It's one of those films which I never watch - travelogue films, for want of a better phrase - and indeed I would never have watched it if it hadn't been for the two stars, and the start is not promising. Reed seems to be playing himself, the story is not one that gets me interested, and there are a couple of ludicrous moments. But once Reed buys Rita as his bride, and takes her off to his remote log cabin, I got hooked. I kept waiting for Rita to talk - she doesn't - and there is a genuinely happy ending; I really enjoyed it after all.
The music is by Ron Goodwin, who, I remembered, also did the theme for Ladies Who Do, amongst many others. It's an excellent, stirring score, reminiscent of other Goodwin scores for war films, that fits the theme very well. Here it is set to shots of the film, thanks to snoopythack1 for uploading it onto youtube:
After her minor role in David Lean's extravaganza Doctor Zhivago, Rita appeared with Lynn Redgrave in Smashing Time, a kind of send-up of Swinging London films, made in 1967. Halliwell calls it "horrendous" but I really liked it when I saw it a very long time ago, and I got hold of it at last through the good folk of stojo.com (a website selling hard-to-get films). I'm in two minds about it now to be fair; on the one hand some of the comedy is pretty ham-fisted, and Lynn Redgrave does ham it up something rotten, on the other hand it's light and has a period charm, and I can think of a lot worse ways to spend my time.
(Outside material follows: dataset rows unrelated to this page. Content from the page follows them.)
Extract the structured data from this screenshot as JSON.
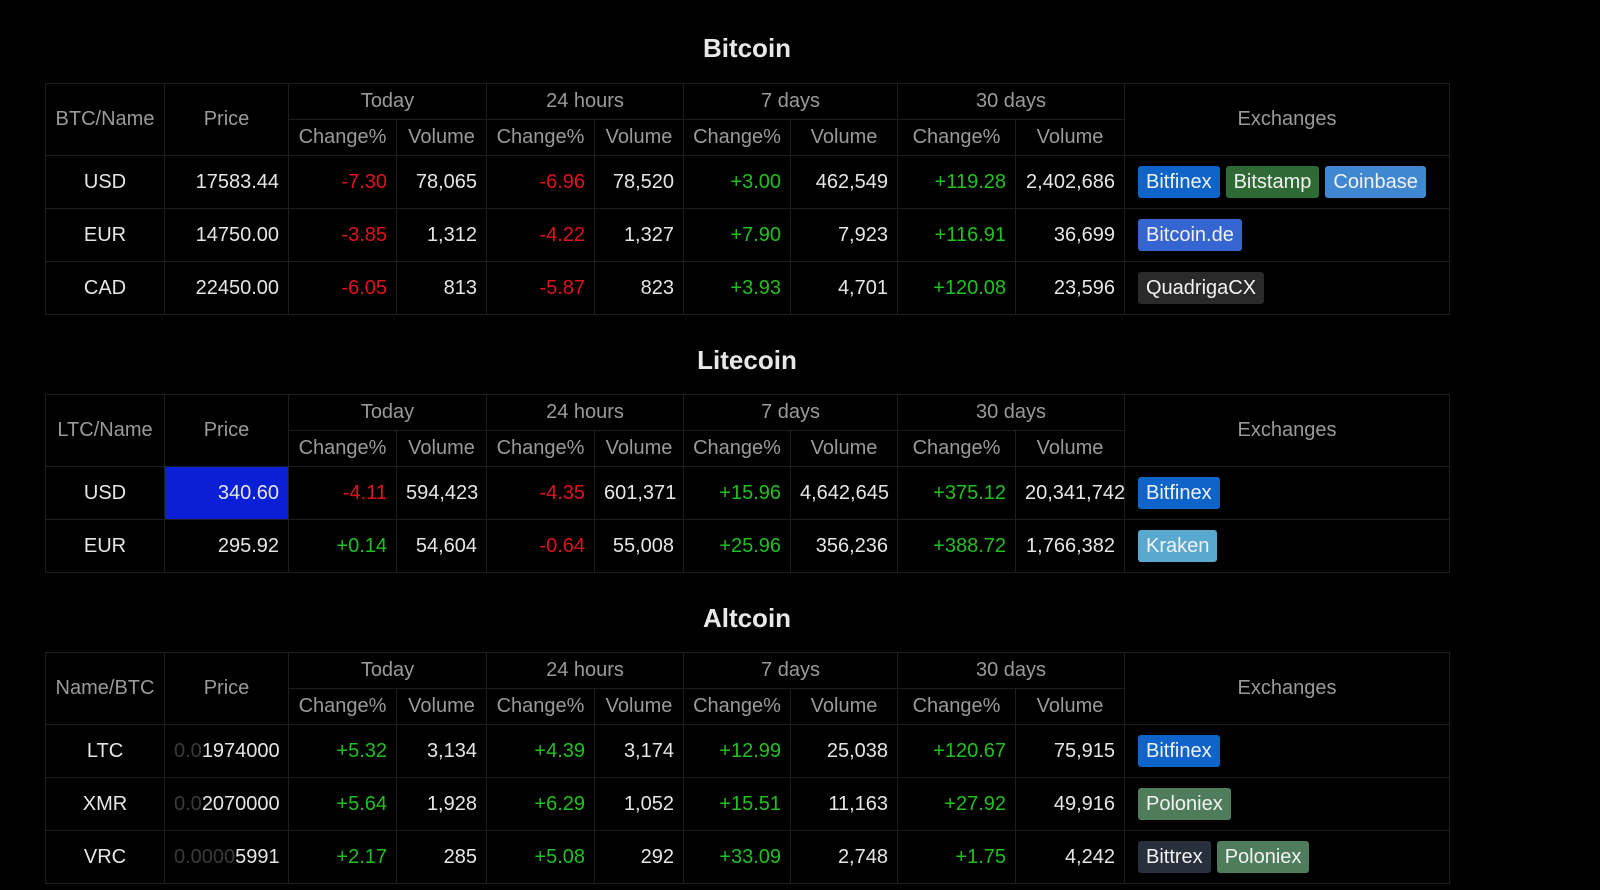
{
  "colors": {
    "Bitfinex": "#0e64c8",
    "Bitstamp": "#2f6a35",
    "Coinbase": "#3f87d0",
    "Bitcoin.de": "#3465d0",
    "QuadrigaCX": "#2a2a2a",
    "Kraken": "#58a8d0",
    "Poloniex": "#4f7d5c",
    "Bittrex": "#28303c"
  },
  "headers": {
    "price": "Price",
    "periods": [
      "Today",
      "24 hours",
      "7 days",
      "30 days"
    ],
    "change": "Change%",
    "volume": "Volume",
    "exchanges": "Exchanges"
  },
  "sections": [
    {
      "title": "Bitcoin",
      "name_header": "BTC/Name",
      "rows": [
        {
          "name": "USD",
          "price": "17583.44",
          "cells": [
            "-7.30",
            "78,065",
            "-6.96",
            "78,520",
            "+3.00",
            "462,549",
            "+119.28",
            "2,402,686"
          ],
          "exchanges": [
            "Bitfinex",
            "Bitstamp",
            "Coinbase"
          ]
        },
        {
          "name": "EUR",
          "price": "14750.00",
          "cells": [
            "-3.85",
            "1,312",
            "-4.22",
            "1,327",
            "+7.90",
            "7,923",
            "+116.91",
            "36,699"
          ],
          "exchanges": [
            "Bitcoin.de"
          ]
        },
        {
          "name": "CAD",
          "price": "22450.00",
          "cells": [
            "-6.05",
            "813",
            "-5.87",
            "823",
            "+3.93",
            "4,701",
            "+120.08",
            "23,596"
          ],
          "exchanges": [
            "QuadrigaCX"
          ]
        }
      ]
    },
    {
      "title": "Litecoin",
      "name_header": "LTC/Name",
      "rows": [
        {
          "name": "USD",
          "price": "340.60",
          "highlight": true,
          "cells": [
            "-4.11",
            "594,423",
            "-4.35",
            "601,371",
            "+15.96",
            "4,642,645",
            "+375.12",
            "20,341,742"
          ],
          "exchanges": [
            "Bitfinex"
          ]
        },
        {
          "name": "EUR",
          "price": "295.92",
          "cells": [
            "+0.14",
            "54,604",
            "-0.64",
            "55,008",
            "+25.96",
            "356,236",
            "+388.72",
            "1,766,382"
          ],
          "exchanges": [
            "Kraken"
          ]
        }
      ]
    },
    {
      "title": "Altcoin",
      "name_header": "Name/BTC",
      "rows": [
        {
          "name": "LTC",
          "price_prefix": "0.0",
          "price": "1974000",
          "cells": [
            "+5.32",
            "3,134",
            "+4.39",
            "3,174",
            "+12.99",
            "25,038",
            "+120.67",
            "75,915"
          ],
          "exchanges": [
            "Bitfinex"
          ]
        },
        {
          "name": "XMR",
          "price_prefix": "0.0",
          "price": "2070000",
          "cells": [
            "+5.64",
            "1,928",
            "+6.29",
            "1,052",
            "+15.51",
            "11,163",
            "+27.92",
            "49,916"
          ],
          "exchanges": [
            "Poloniex"
          ]
        },
        {
          "name": "VRC",
          "price_prefix": "0.0000",
          "price": "5991",
          "cells": [
            "+2.17",
            "285",
            "+5.08",
            "292",
            "+33.09",
            "2,748",
            "+1.75",
            "4,242"
          ],
          "exchanges": [
            "Bittrex",
            "Poloniex"
          ]
        }
      ]
    }
  ]
}
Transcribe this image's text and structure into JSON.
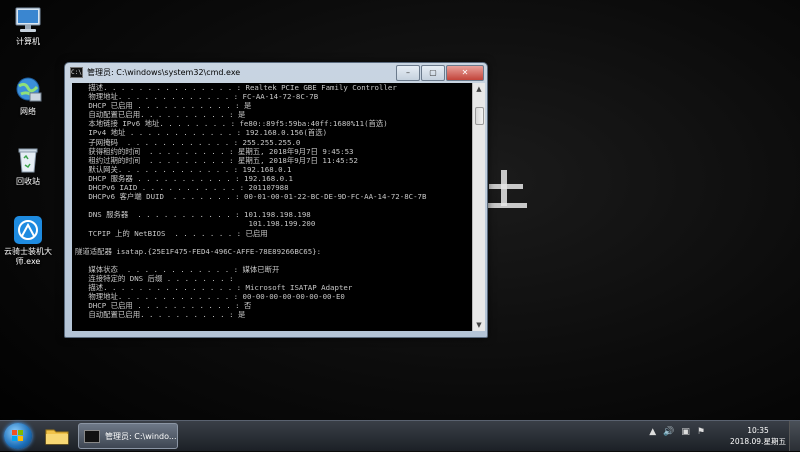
{
  "desktop": {
    "icons": [
      {
        "label": "计算机",
        "icon": "computer-icon"
      },
      {
        "label": "网络",
        "icon": "network-icon"
      },
      {
        "label": "回收站",
        "icon": "recycle-bin-icon"
      },
      {
        "label": "云骑士装机大师.exe",
        "icon": "yunqishi-icon"
      }
    ]
  },
  "window": {
    "title": "管理员: C:\\windows\\system32\\cmd.exe",
    "lines": [
      "   描述. . . . . . . . . . . . . . . : Realtek PCIe GBE Family Controller",
      "   物理地址. . . . . . . . . . . . . : FC-AA-14-72-8C-7B",
      "   DHCP 已启用 . . . . . . . . . . . : 是",
      "   自动配置已启用. . . . . . . . . . : 是",
      "   本地链接 IPv6 地址. . . . . . . . : fe80::89f5:59ba:40ff:1680%11(首选)",
      "   IPv4 地址 . . . . . . . . . . . . : 192.168.0.156(首选)",
      "   子网掩码  . . . . . . . . . . . . : 255.255.255.0",
      "   获得租约的时间  . . . . . . . . . : 星期五, 2018年9月7日 9:45:53",
      "   租约过期的时间  . . . . . . . . . : 星期五, 2018年9月7日 11:45:52",
      "   默认网关. . . . . . . . . . . . . : 192.168.0.1",
      "   DHCP 服务器 . . . . . . . . . . . : 192.168.0.1",
      "   DHCPv6 IAID . . . . . . . . . . . : 201107988",
      "   DHCPv6 客户端 DUID  . . . . . . . : 00-01-00-01-22-BC-DE-9D-FC-AA-14-72-8C-7B",
      "",
      "   DNS 服务器  . . . . . . . . . . . : 101.198.198.198",
      "                                       101.198.199.200",
      "   TCPIP 上的 NetBIOS  . . . . . . . : 已启用",
      "",
      "隧道适配器 isatap.{25E1F475-FED4-496C-AFFE-78E89266BC65}:",
      "",
      "   媒体状态  . . . . . . . . . . . . : 媒体已断开",
      "   连接特定的 DNS 后缀 . . . . . . . :",
      "   描述. . . . . . . . . . . . . . . : Microsoft ISATAP Adapter",
      "   物理地址. . . . . . . . . . . . . : 00-00-00-00-00-00-00-E0",
      "   DHCP 已启用 . . . . . . . . . . . : 否",
      "   自动配置已启用. . . . . . . . . . : 是"
    ]
  },
  "taskbar": {
    "task_label": "管理员: C:\\windo...",
    "clock_time": "10:35",
    "clock_date": "2018.09.星期五"
  },
  "colors": {
    "console_bg": "#000000",
    "console_text": "#c8c8c8",
    "taskbar": "#2a2f36"
  }
}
It may not be satire exactly (although some of the pot shots definitely hit their intended targets), and I'm not keen on slapstick comedy (unless it's Laurel and Hardy) but it doesn't deserve to get lumped in with rubbish like Modesty Blaise and other later 60s horrorshows.
After two more films I've hardly even heard of, let alone seen (Diamonds for Breakfast, with Marcello Mastroianni, and The Guru, with Michael York) Rita finished off the decade with The Bed-Sitting Room, a post-nuclear holocaust comedy. Despite the array of talent involved (or perhaps because of it? - here Rita is pictured with Mona Washbourne) I have always found this film literally unwatchable. One day maybe I'll force myself to sit down and not move until it's over, but that time has not yet come. There were some absolutely dreadful films in the late 60s, and for me this one is right up there (or is that 'right down there'?) with the worst of them.
I've been meaning to watch Straight on till morning, a 1972 film from Peter Collinson (Up the Junction and The Italian Job) for some time, but I needn't of bothered; this is a real stinker with the decent roles drying up very quickly for Rita. A slasher film also featuring James Bolam, Tom Bell and even John Clive in minor roles, Collinson's flaky direction is about 5 years out of date and there is very little of interest, apart from seeing Rita in a very suspect wig at one point, reminiscent of her hairdo in The Leather Boys. Avoid at all costs.
So that's just a quick summary of Rita Tushingham's film work in the 1960s. Writing it has made me realise that I still haven't seen almost half of her films in that decade, but her appearances in A Taste of Honey and The Leather Boys are ones I especially treasure. I'd love to hear from others with fond memories of her work. As always, someone on youtube says it all much better than I can, excellent piece coming up from MrAceofwands:
Stop press: on 11 Feb 2018 your very own correspondent finally managed to meet Rita, at the 4th Renown Film Festival, and she was as charming and fascinating as I always knew she would be. My thanks to Robert Ross for taking this photo (even if he did steal my thunder by asking the question that I had planned to ask, on Rita's experiences on The Trap and working with Oliver Reed. Damn!). She also signed my newly purchased copy of The Trap. A true star.